_Information shown_
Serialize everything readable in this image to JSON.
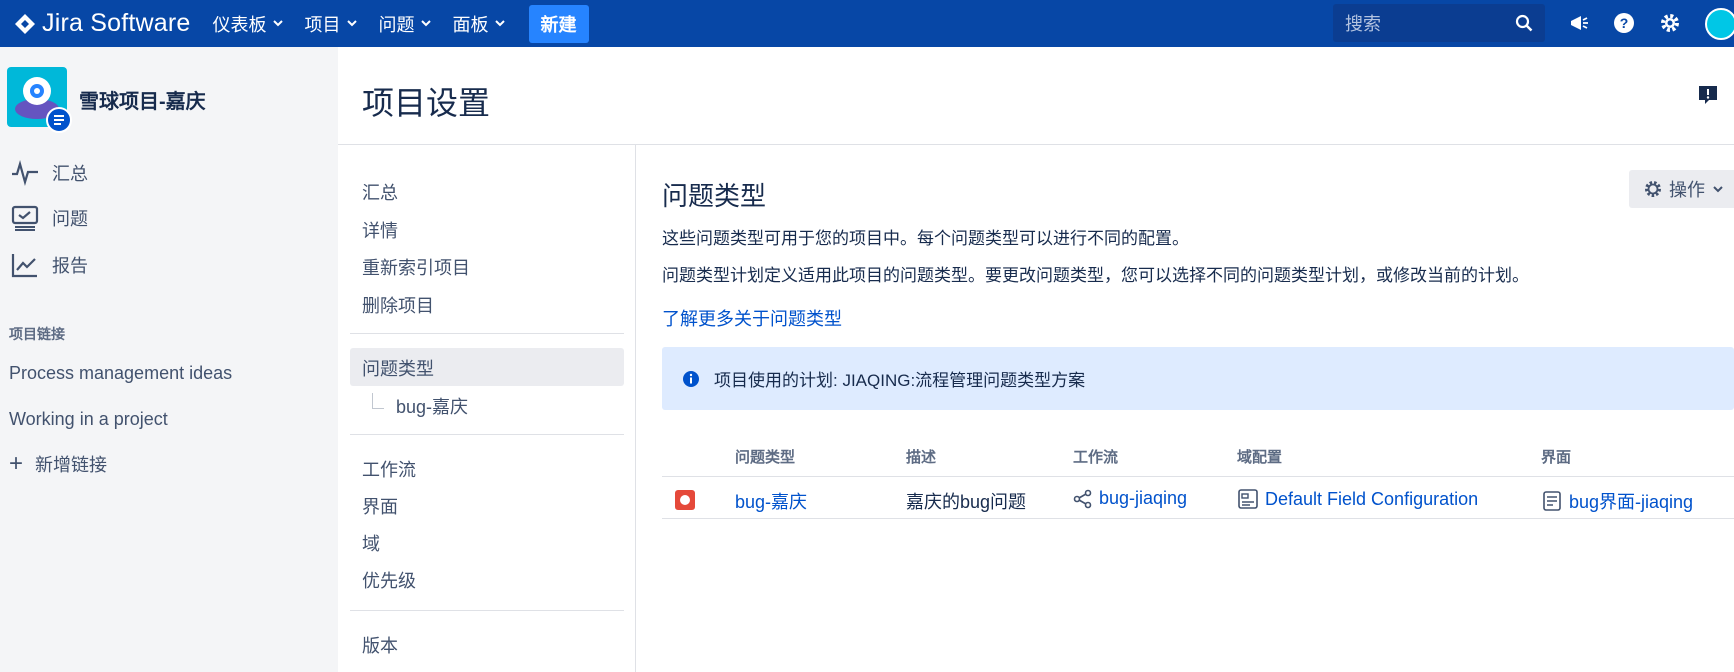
{
  "topbar": {
    "app_name": "Jira Software",
    "nav": [
      "仪表板",
      "项目",
      "问题",
      "面板"
    ],
    "create_label": "新建",
    "search_placeholder": "搜索",
    "colors": {
      "bar": "#0747a6",
      "create": "#2684ff"
    }
  },
  "sidebar": {
    "project_name": "雪球项目-嘉庆",
    "nav": [
      {
        "label": "汇总",
        "icon": "activity-icon"
      },
      {
        "label": "问题",
        "icon": "issues-icon"
      },
      {
        "label": "报告",
        "icon": "reports-icon"
      }
    ],
    "links_heading": "项目链接",
    "links": [
      "Process management ideas",
      "Working in a project"
    ],
    "add_link_label": "新增链接"
  },
  "header": {
    "title": "项目设置"
  },
  "settings_nav": {
    "group1": [
      "汇总",
      "详情",
      "重新索引项目",
      "删除项目"
    ],
    "selected": "问题类型",
    "sub_item": "bug-嘉庆",
    "group2": [
      "工作流",
      "界面",
      "域",
      "优先级"
    ],
    "group3": [
      "版本"
    ]
  },
  "content": {
    "title": "问题类型",
    "actions_label": "操作",
    "desc1": "这些问题类型可用于您的项目中。每个问题类型可以进行不同的配置。",
    "desc2": "问题类型计划定义适用此项目的问题类型。要更改问题类型，您可以选择不同的问题类型计划，或修改当前的计划。",
    "learn_more": "了解更多关于问题类型",
    "info": "项目使用的计划: JIAQING:流程管理问题类型方案",
    "table": {
      "headers": [
        "问题类型",
        "描述",
        "工作流",
        "域配置",
        "界面"
      ],
      "rows": [
        {
          "type": "bug-嘉庆",
          "type_icon": "bug-icon",
          "description": "嘉庆的bug问题",
          "workflow": "bug-jiaqing",
          "field_config": "Default Field Configuration",
          "screen": "bug界面-jiaqing"
        }
      ]
    }
  }
}
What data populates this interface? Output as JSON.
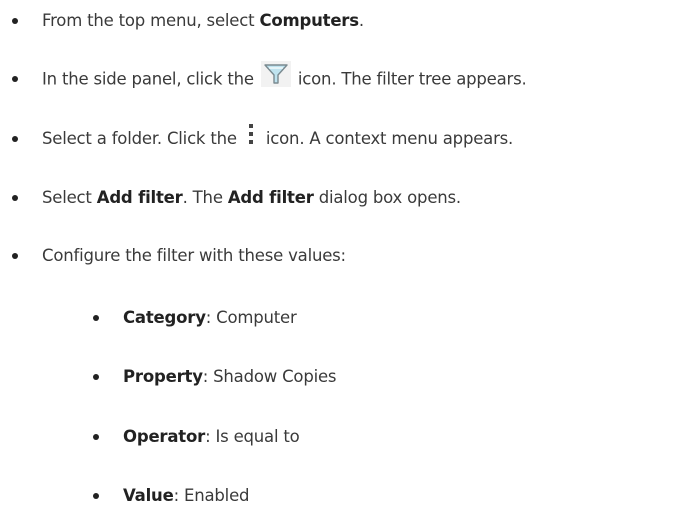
{
  "steps": [
    {
      "pre": "From the top menu, select ",
      "bold": "Computers",
      "post": "."
    },
    {
      "pre": "In the side panel, click the ",
      "icon": "filter-icon",
      "post": " icon. The filter tree appears."
    },
    {
      "pre": "Select a folder. Click the ",
      "icon": "vertical-ellipsis-icon",
      "post": " icon. A context menu appears."
    },
    {
      "pre": "Select ",
      "bold1": "Add filter",
      "mid": ". The ",
      "bold2": "Add filter",
      "post": " dialog box opens."
    },
    {
      "text": "Configure the filter with these values:"
    }
  ],
  "values": [
    {
      "label": "Category",
      "value": ": Computer"
    },
    {
      "label": "Property",
      "value": ": Shadow Copies"
    },
    {
      "label": "Operator",
      "value": ": Is equal to"
    },
    {
      "label": "Value",
      "value": ": Enabled"
    }
  ],
  "colors": {
    "text": "#3a3a3a",
    "bold": "#222222",
    "icon_fill": "#9fd6e8",
    "icon_stroke": "#888888"
  }
}
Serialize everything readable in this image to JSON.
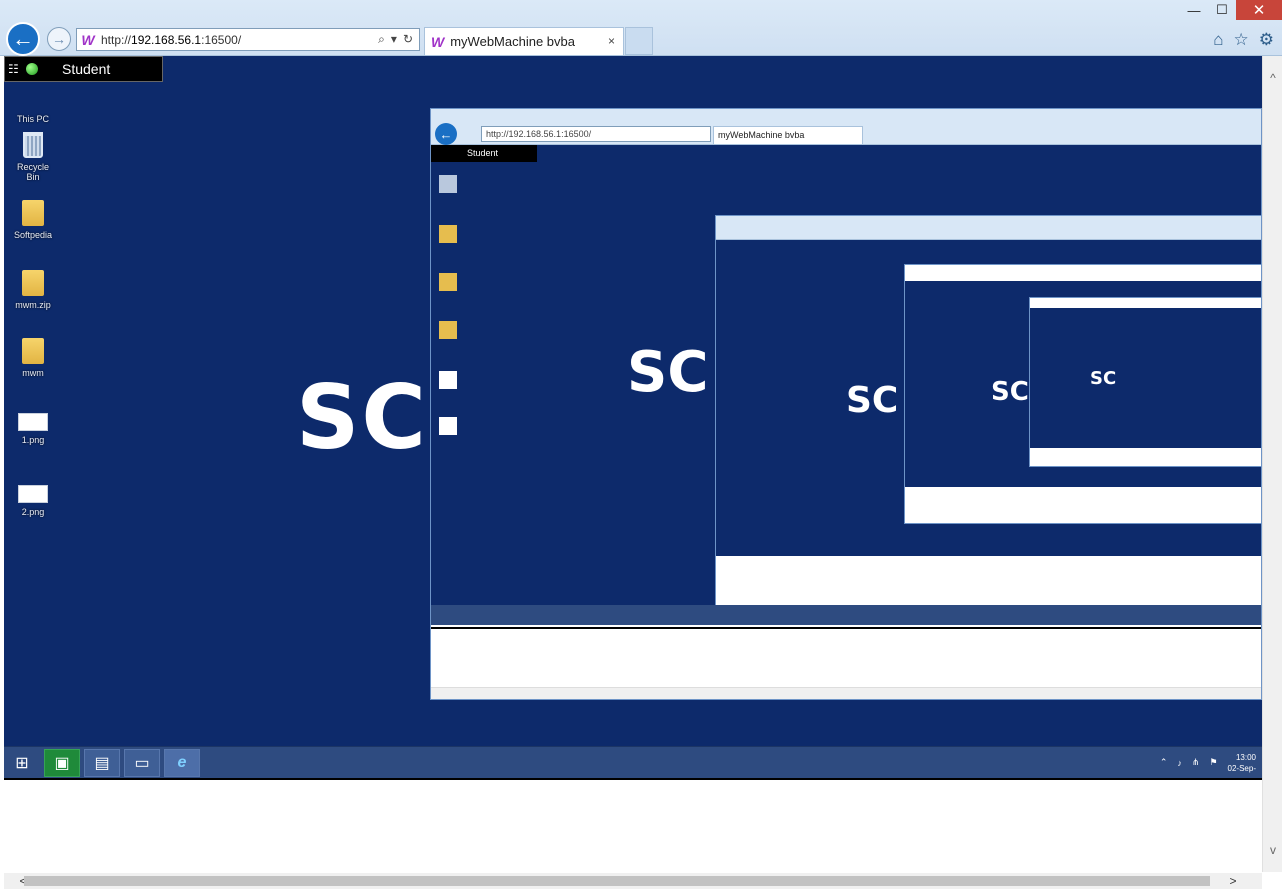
{
  "window": {
    "minimize": "—",
    "maximize": "☐",
    "close": "✕"
  },
  "address": {
    "url_prefix": "http://",
    "url_host": "192.168.56.1",
    "url_port": ":16500/",
    "logo": "W"
  },
  "tab": {
    "title": "myWebMachine bvba",
    "logo": "W",
    "close": "×"
  },
  "ie_icons": [
    "home-icon",
    "star-icon",
    "gear-icon"
  ],
  "remote": {
    "user": "Student",
    "brand": "SC"
  },
  "desktop_icons": [
    {
      "label": "This PC",
      "type": "pc"
    },
    {
      "label": "Recycle Bin",
      "type": "bin"
    },
    {
      "label": "Softpedia",
      "type": "folder"
    },
    {
      "label": "mwm.zip",
      "type": "zip"
    },
    {
      "label": "mwm",
      "type": "folder"
    },
    {
      "label": "1.png",
      "type": "png"
    },
    {
      "label": "2.png",
      "type": "png"
    }
  ],
  "taskbar": {
    "clock_time": "13:00",
    "clock_date": "02-Sep-"
  },
  "nested": {
    "url": "http://192.168.56.1:16500/",
    "tab_title": "myWebMachine bvba",
    "user": "Student",
    "brand": "SC"
  },
  "colors": {
    "desktop_bg": "#0d2a6b",
    "taskbar": "#2e4b80",
    "accent": "#1a6fc4",
    "brand_logo": "#a033c8"
  }
}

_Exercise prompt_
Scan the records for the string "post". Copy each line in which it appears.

_Written solution_
      "post": "."
      "post": " icon. The filter tree appears."
      "post": " icon. A context menu appears."
      "post": " dialog box opens."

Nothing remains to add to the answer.